Perminalen is just a few short blocks off the main shopping strip, Karl Johan's gate, and a ten-minute walk from Oslo Centralstation, where you'll end up if you take the train from the international airport. This is lovely because you're close to all the bus lines and underground railway stops, with the famous Akershus Castle just down the street as well.
There's a variety of pricing options, depending on whether or not you wish to share your room hostel-style with other guests. As of December 2003, single rooms go for NOK 495, twins for 650, families for 840, and one bed in a four-bed room for 280 (remember the exchange rate to USD is approximately seven kroners to one dollar). I thought it was pointless to spend $30 more just to have my own room and opted for the single bed. I definitely made the right choice, because, though it was during the off-season, I had the room to myself the entire first day until 2am, and even then, only shared it with one other guy until the last day. This is also a great way to meet some fellow travelers to hit the town with.

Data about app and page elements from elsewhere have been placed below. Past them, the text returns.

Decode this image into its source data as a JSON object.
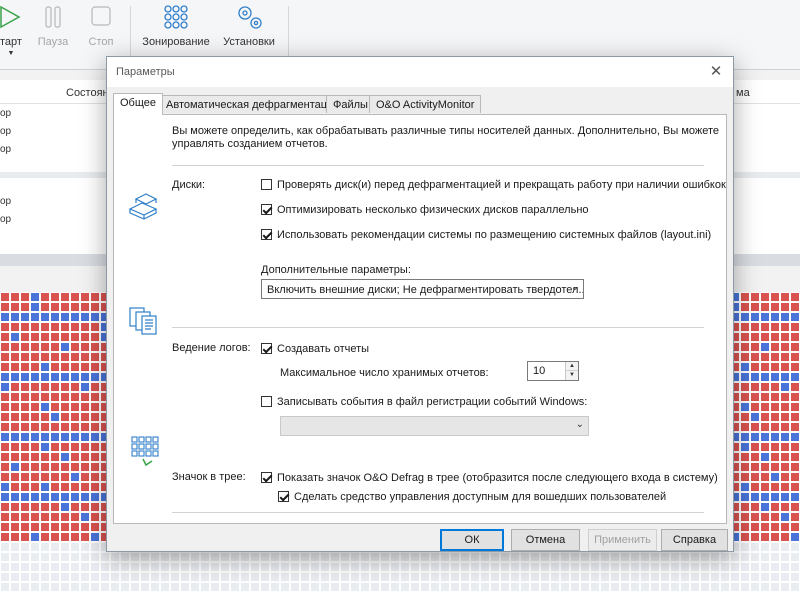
{
  "toolbar": {
    "start_label": "тарт",
    "pause_label": "Пауза",
    "stop_label": "Стоп",
    "zoning_label": "Зонирование",
    "settings_label": "Установки"
  },
  "list": {
    "col_status": "Состоян",
    "col_right": "ма",
    "row_fragments": [
      "ор",
      "ор",
      "ор",
      "ор",
      "ор"
    ]
  },
  "cluster_map": {
    "colors": {
      "red": "#d9534f",
      "blue": "#4a74d8",
      "empty": "#e9ecf0"
    }
  },
  "dialog": {
    "title": "Параметры",
    "close_glyph": "✕",
    "tabs": [
      {
        "label": "Общее",
        "active": true
      },
      {
        "label": "Автоматическая дефрагментация",
        "active": false
      },
      {
        "label": "Файлы",
        "active": false
      },
      {
        "label": "O&O ActivityMonitor",
        "active": false
      }
    ],
    "intro_line1": "Вы можете определить, как обрабатывать различные типы носителей данных. Дополнительно, Вы можете",
    "intro_line2": "управлять созданием отчетов.",
    "disks": {
      "label": "Диски:",
      "check_errors": {
        "label": "Проверять диск(и) перед дефрагментацией и прекращать работу при наличии ошибкок",
        "checked": false
      },
      "optimize_parallel": {
        "label": "Оптимизировать несколько физических дисков параллельно",
        "checked": true
      },
      "use_layout": {
        "label": "Использовать рекомендации системы по размещению системных файлов (layout.ini)",
        "checked": true
      },
      "extra_label": "Дополнительные параметры:",
      "extra_value": "Включить внешние диски; Не дефрагментировать твердотел..."
    },
    "logging": {
      "label": "Ведение логов:",
      "create_reports": {
        "label": "Создавать отчеты",
        "checked": true
      },
      "max_reports_label": "Максимальное число хранимых отчетов:",
      "max_reports_value": "10",
      "write_events": {
        "label": "Записывать события в файл регистрации событий Windows:",
        "checked": false
      },
      "event_level_value": ""
    },
    "tray": {
      "label": "Значок в трее:",
      "show_icon": {
        "label": "Показать значок O&O Defrag в трее (отобразится после следующего входа в систему)",
        "checked": true
      },
      "for_all_users": {
        "label": "Сделать средство управления доступным для вошедших пользователей",
        "checked": true
      }
    },
    "buttons": {
      "ok": "ОК",
      "cancel": "Отмена",
      "apply": "Применить",
      "help": "Справка"
    }
  },
  "colors": {
    "accent": "#0078d7",
    "icon_blue": "#2f7fc9",
    "icon_green": "#3aa24a"
  }
}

The room was surprisingly large, with a common table in the middle, two private desk/work stations, and bunk beds on either side of the room. There's also four separate closets, two large storage spaces, a cable-equipped TV, and, best of all, one bathroom for each room that has two sinks and mirrors, toilet, and a shower with soothing water pressure. Unlike a hostel, where oftentimes it's required to bring your own linens, or to rent them from the front desk, Perminalen has maids who change your linens and towels daily, empty the garbage, and leave a fresh mini-bar of soap.
A free breakfast buffet is included in the cost of your room, but don't expect anything exquisite. Coffee, tea, orange juice, cereal, cheese, chocolate spread, bananas, and crackers--if you don't eat meat, that's pretty much your smorgasbord to choose from. Not bad, but eating a pickle and cheese sandwich every morning with a cup of hot tea and banana got to be a little old. Carnivores do have a pretty big selection of cold meats, too, and there was some kind of fishy substance in a tube. The only thing I'll eat out of a tube is cookie dough, much less fish eggs.
Don't be alarmed by the military personnel you're likely to encounter here. All Norwegian men are required to serve one year, and all of the guys I talked to were my age and just taking care of their obligation. Apparently the military has some sort of agreement with Perminalen that allows soldiers to stay there practically free.
by Mr. Wonka
Brooklyn, New York
December 11, 2003
From journal Chocolate and Cheese in Oslo